- _Problem statement_
Whichever lines of the entries hold the word "heading" should be identified and copied.
+ + + +
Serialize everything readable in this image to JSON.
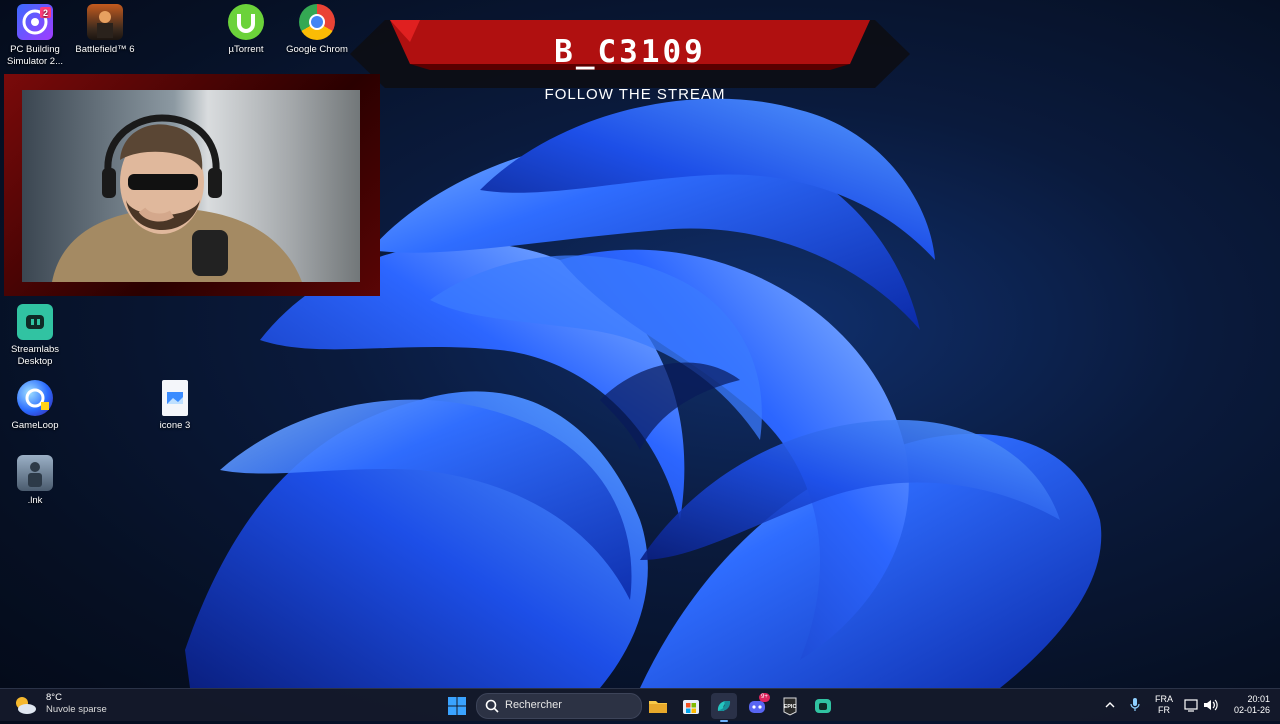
{
  "overlay": {
    "channel_name": "B_C3109",
    "tagline": "FOLLOW THE STREAM"
  },
  "desktop_icons": [
    {
      "label": "PC Building Simulator 2...",
      "icon": "pc-building-simulator-icon"
    },
    {
      "label": "Battlefield™ 6",
      "icon": "battlefield-icon"
    },
    {
      "label": "µTorrent",
      "icon": "utorrent-icon"
    },
    {
      "label": "Google Chrom",
      "icon": "chrome-icon"
    },
    {
      "label": "Streamlabs Desktop",
      "icon": "streamlabs-icon"
    },
    {
      "label": "GameLoop",
      "icon": "gameloop-icon"
    },
    {
      "label": "icone 3",
      "icon": "image-file-icon"
    },
    {
      "label": ".lnk",
      "icon": "game-shortcut-icon"
    }
  ],
  "taskbar": {
    "weather": {
      "temp": "8°C",
      "desc": "Nuvole sparse"
    },
    "search_placeholder": "Rechercher",
    "language": {
      "top": "FRA",
      "bottom": "FR"
    },
    "clock": {
      "time": "20:01",
      "date": "02-01-26"
    },
    "discord_badge": "9+"
  },
  "colors": {
    "accent_red": "#b01010",
    "wallpaper_blue": "#1f5cff",
    "taskbar_bg": "#141a2a"
  }
}
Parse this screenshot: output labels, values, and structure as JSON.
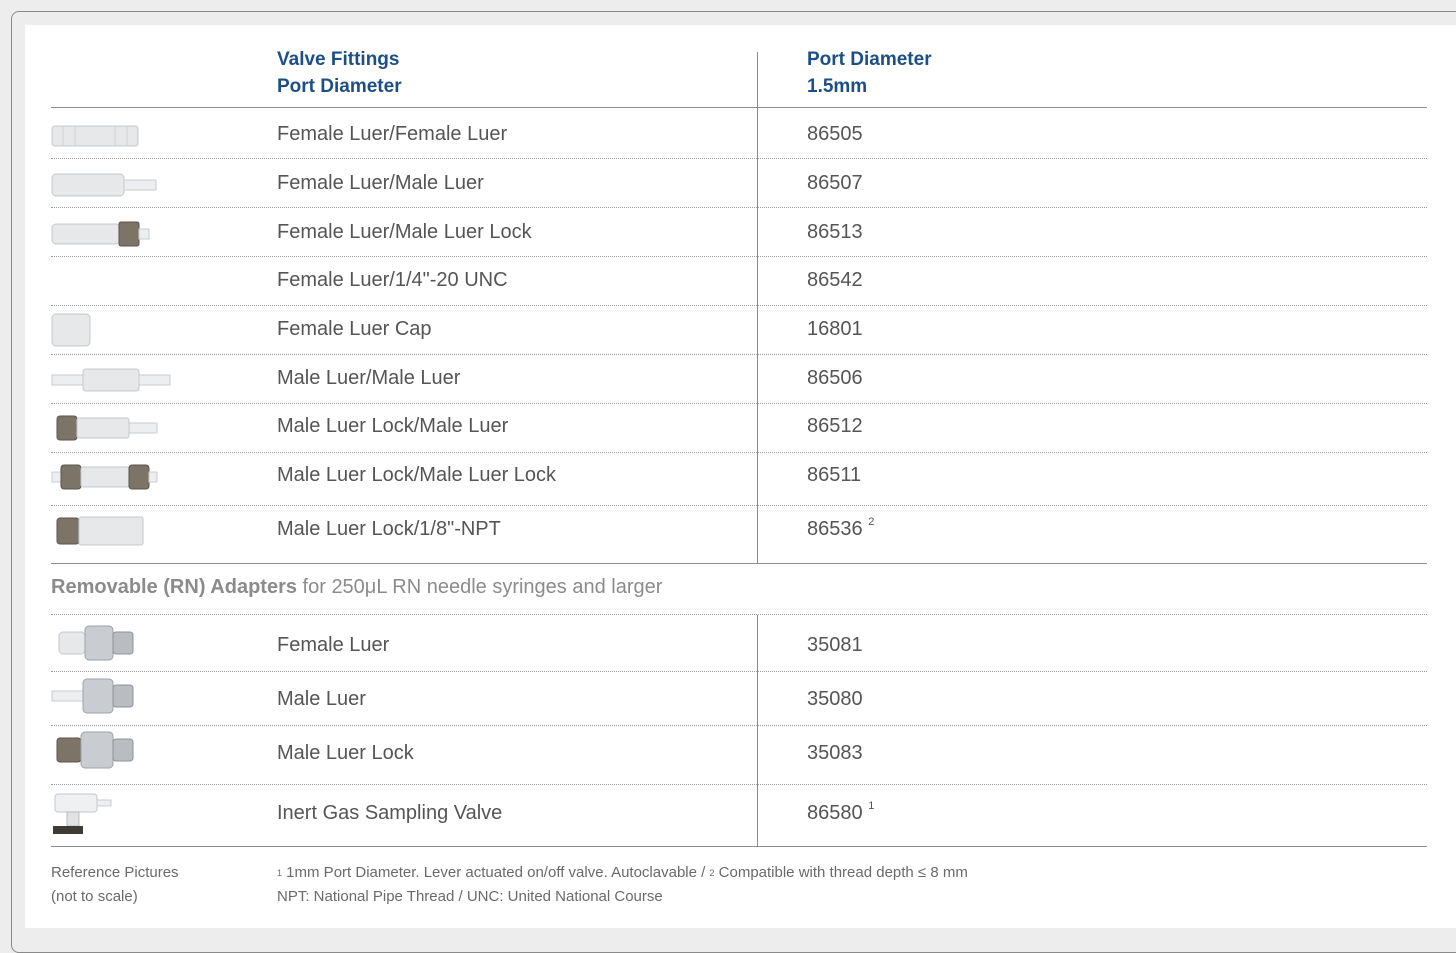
{
  "header": {
    "col1_line1": "Valve Fittings",
    "col1_line2": "Port Diameter",
    "col2_line1": "Port Diameter",
    "col2_line2": "1.5mm"
  },
  "rows": [
    {
      "name": "Female Luer/Female Luer",
      "number": "86505",
      "note": "",
      "icon": "female-female-luer-icon"
    },
    {
      "name": "Female Luer/Male Luer",
      "number": "86507",
      "note": "",
      "icon": "female-male-luer-icon"
    },
    {
      "name": "Female Luer/Male Luer Lock",
      "number": "86513",
      "note": "",
      "icon": "female-male-luer-lock-icon"
    },
    {
      "name": "Female Luer/1/4\"-20 UNC",
      "number": "86542",
      "note": "",
      "icon": ""
    },
    {
      "name": "Female Luer Cap",
      "number": "16801",
      "note": "",
      "icon": "female-luer-cap-icon"
    },
    {
      "name": "Male Luer/Male Luer",
      "number": "86506",
      "note": "",
      "icon": "male-male-luer-icon"
    },
    {
      "name": "Male Luer Lock/Male Luer",
      "number": "86512",
      "note": "",
      "icon": "male-lock-male-luer-icon"
    },
    {
      "name": "Male Luer Lock/Male Luer Lock",
      "number": "86511",
      "note": "",
      "icon": "male-lock-male-lock-icon"
    },
    {
      "name": "Male Luer Lock/1/8\"-NPT",
      "number": "86536",
      "note": "2",
      "icon": "male-lock-npt-icon"
    }
  ],
  "section": {
    "bold": "Removable (RN) Adapters",
    "rest": " for 250μL RN needle syringes and larger"
  },
  "rn_rows": [
    {
      "name": "Female Luer",
      "number": "35081",
      "note": "",
      "icon": "rn-female-luer-icon"
    },
    {
      "name": "Male Luer",
      "number": "35080",
      "note": "",
      "icon": "rn-male-luer-icon"
    },
    {
      "name": "Male Luer Lock",
      "number": "35083",
      "note": "",
      "icon": "rn-male-luer-lock-icon"
    },
    {
      "name": "Inert Gas Sampling Valve",
      "number": "86580",
      "note": "1",
      "icon": "gas-valve-icon"
    }
  ],
  "footer": {
    "ref_line1": "Reference Pictures",
    "ref_line2": "(not to scale)",
    "note1_mark": "1",
    "note1_text": " 1mm Port Diameter. Lever actuated on/off valve. Autoclavable  /  ",
    "note2_mark": "2",
    "note2_text": " Compatible with thread depth ≤ 8 mm",
    "line2": "NPT: National Pipe Thread  /  UNC: United National Course"
  },
  "colors": {
    "header_blue": "#1c4f86",
    "text_gray": "#555555"
  }
}
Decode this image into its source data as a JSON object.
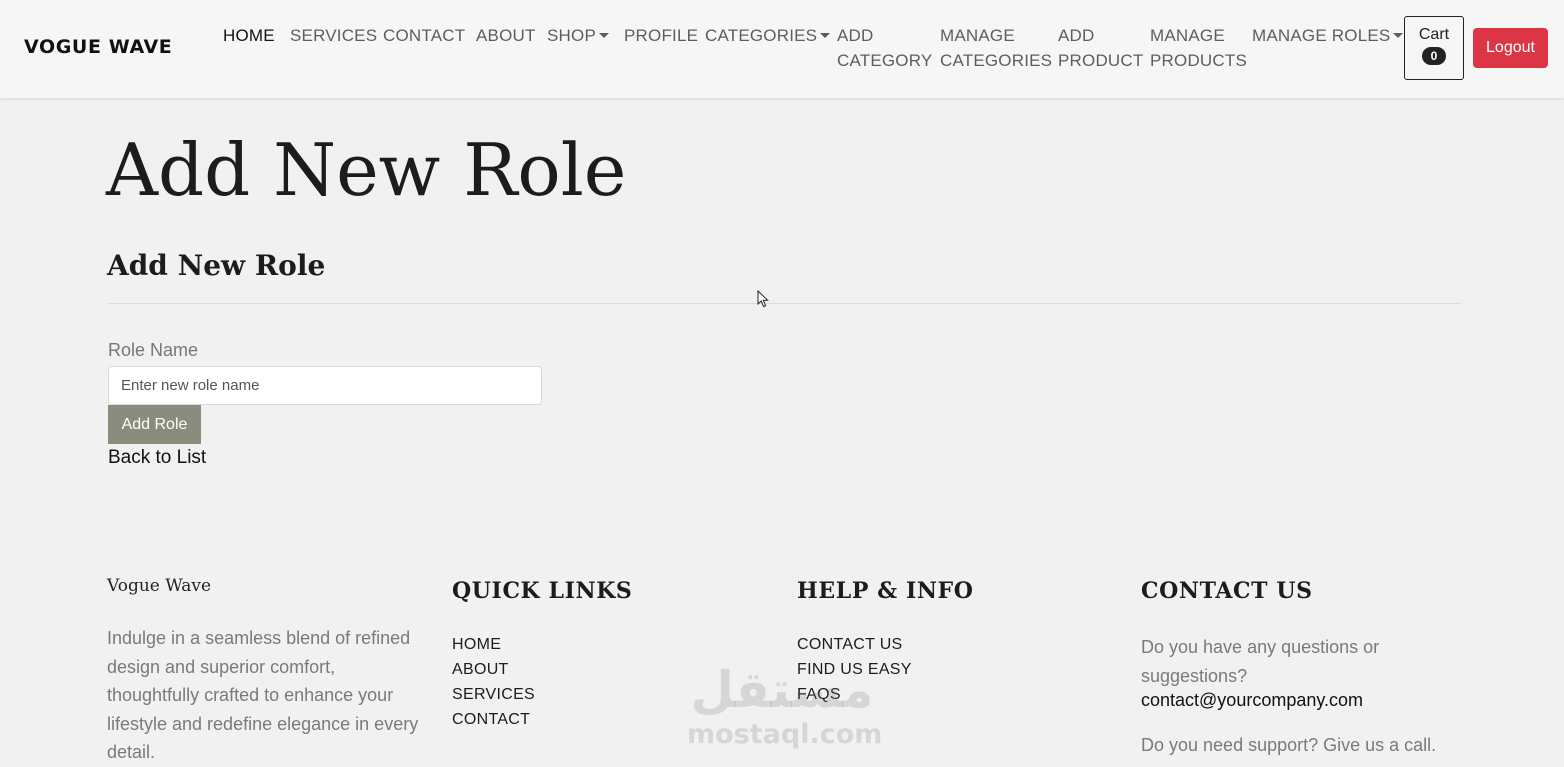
{
  "navbar": {
    "brand": "VOGUE WAVE",
    "items": [
      {
        "label": "HOME",
        "active": true
      },
      {
        "label": "SERVICES"
      },
      {
        "label": "CONTACT"
      },
      {
        "label": "ABOUT"
      },
      {
        "label": "SHOP",
        "dropdown": true
      },
      {
        "label": "PROFILE"
      },
      {
        "label": "CATEGORIES",
        "dropdown": true
      },
      {
        "label_line1": "ADD",
        "label_line2": "CATEGORY"
      },
      {
        "label_line1": "MANAGE",
        "label_line2": "CATEGORIES"
      },
      {
        "label_line1": "ADD",
        "label_line2": "PRODUCT"
      },
      {
        "label_line1": "MANAGE",
        "label_line2": "PRODUCTS"
      },
      {
        "label": "MANAGE ROLES",
        "dropdown": true
      }
    ],
    "cart": {
      "label": "Cart",
      "count": "0"
    },
    "logout_label": "Logout"
  },
  "main": {
    "page_title": "Add New Role",
    "section_title": "Add New Role",
    "form": {
      "role_name_label": "Role Name",
      "role_name_placeholder": "Enter new role name",
      "role_name_value": "",
      "submit_label": "Add Role"
    },
    "back_link": "Back to List"
  },
  "footer": {
    "brand": "Vogue Wave",
    "description": "Indulge in a seamless blend of refined design and superior comfort, thoughtfully crafted to enhance your lifestyle and redefine elegance in every detail.",
    "quick_links": {
      "heading": "QUICK LINKS",
      "items": [
        "HOME",
        "ABOUT",
        "SERVICES",
        "CONTACT"
      ]
    },
    "help_info": {
      "heading": "HELP & INFO",
      "items": [
        "CONTACT US",
        "FIND US EASY",
        "FAQS"
      ]
    },
    "contact_us": {
      "heading": "CONTACT US",
      "question": "Do you have any questions or suggestions?",
      "email": "contact@yourcompany.com",
      "support": "Do you need support? Give us a call."
    }
  },
  "watermark": {
    "arabic": "مستقل",
    "latin": "mostaql.com"
  },
  "colors": {
    "background": "#f1f1f1",
    "logout": "#dc3545",
    "add_button": "#8b8c7d",
    "muted_text": "#7a7a7a"
  },
  "icons": {
    "dropdown": "caret-down-icon",
    "cursor": "mouse-pointer-icon"
  }
}
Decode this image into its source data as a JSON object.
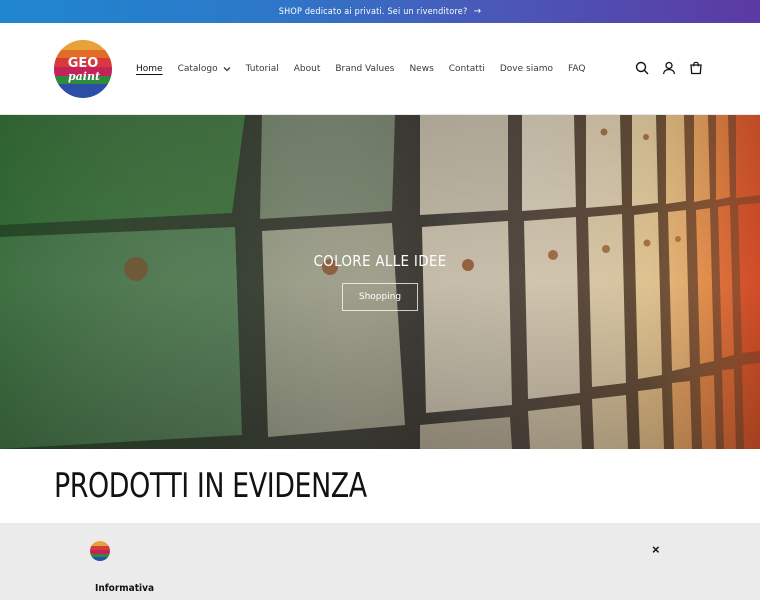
{
  "announcement": {
    "text": "SHOP dedicato ai privati. Sei un rivenditore?",
    "arrow": "→"
  },
  "header": {
    "logo_text": [
      "GEO",
      "paint"
    ],
    "nav": [
      {
        "label": "Home",
        "active": true
      },
      {
        "label": "Catalogo",
        "dropdown": true
      },
      {
        "label": "Tutorial"
      },
      {
        "label": "About"
      },
      {
        "label": "Brand Values"
      },
      {
        "label": "News"
      },
      {
        "label": "Contatti"
      },
      {
        "label": "Dove siamo"
      },
      {
        "label": "FAQ"
      }
    ],
    "icons": [
      "search-icon",
      "account-icon",
      "cart-icon"
    ]
  },
  "hero": {
    "title": "COLORE ALLE IDEE",
    "button": "Shopping"
  },
  "featured": {
    "title": "PRODOTTI IN EVIDENZA"
  },
  "cookie": {
    "close": "×",
    "heading": "Informativa"
  },
  "colors": {
    "announce_start": "#1f86cf",
    "announce_end": "#5b3aa3",
    "cookie_bg": "#ebebeb"
  }
}
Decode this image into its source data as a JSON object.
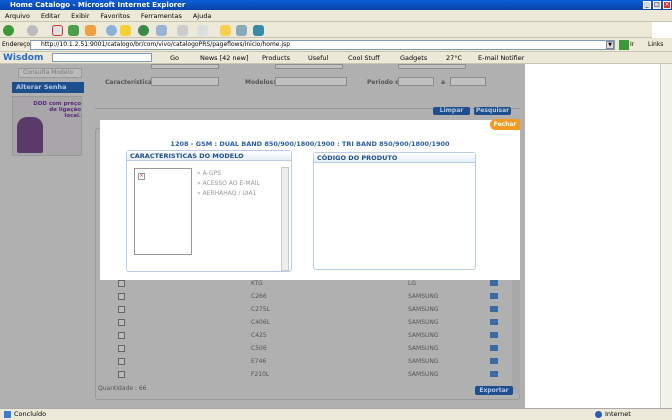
{
  "window": {
    "title": "Home Catalogo - Microsoft Internet Explorer"
  },
  "menu": [
    "Arquivo",
    "Editar",
    "Exibir",
    "Favoritos",
    "Ferramentas",
    "Ajuda"
  ],
  "address": {
    "label": "Endereço",
    "url": "http://10.1.2.51:9001/catalogo/br/com/vivo/catalogoPRS/pageflows/inicio/home.jsp",
    "go": "Ir",
    "links": "Links"
  },
  "wisdom": {
    "brand": "Wisdom",
    "go": "Go",
    "items": [
      "News [42 new]",
      "Products",
      "Useful",
      "Cool Stuff",
      "Gadgets",
      "27°C",
      "E-mail Notifier"
    ]
  },
  "sidebar": {
    "consulta": "Consulta Modelo",
    "alterar": "Alterar Senha",
    "promo": "DDD com preço de ligação local."
  },
  "filters": {
    "caracteristica": "Característica:",
    "modelos": "Modelos:",
    "periodo": "Periodo de",
    "a": "a"
  },
  "buttons": {
    "limpar": "Limpar",
    "pesquisar": "Pesquisar",
    "fechar": "Fechar",
    "exportar": "Exportar"
  },
  "modal": {
    "title": "1208 - GSM : DUAL BAND 850/900/1800/1900 : TRI BAND 850/900/1800/1900",
    "caracteristicas_header": "CARACTERISTICAS DO MODELO",
    "codigo_header": "CÓDIGO DO PRODUTO",
    "features": [
      "A-GPS",
      "ACESSO AO E-MAIL",
      "AERHAHAQ / UIA1"
    ]
  },
  "table": {
    "rows": [
      {
        "model": "KTG",
        "maker": "LG"
      },
      {
        "model": "C266",
        "maker": "SAMSUNG"
      },
      {
        "model": "C275L",
        "maker": "SAMSUNG"
      },
      {
        "model": "C406L",
        "maker": "SAMSUNG"
      },
      {
        "model": "C425",
        "maker": "SAMSUNG"
      },
      {
        "model": "C506",
        "maker": "SAMSUNG"
      },
      {
        "model": "E746",
        "maker": "SAMSUNG"
      },
      {
        "model": "F210L",
        "maker": "SAMSUNG"
      }
    ],
    "quantidade": "Quantidade : 66"
  },
  "status": {
    "text": "Concluído",
    "zone": "Internet"
  }
}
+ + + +
- _Answer_
      "heading": "QUICK LINKS",
      "heading": "HELP & INFO",
      "heading": "CONTACT US",
    "heading": "Informativa"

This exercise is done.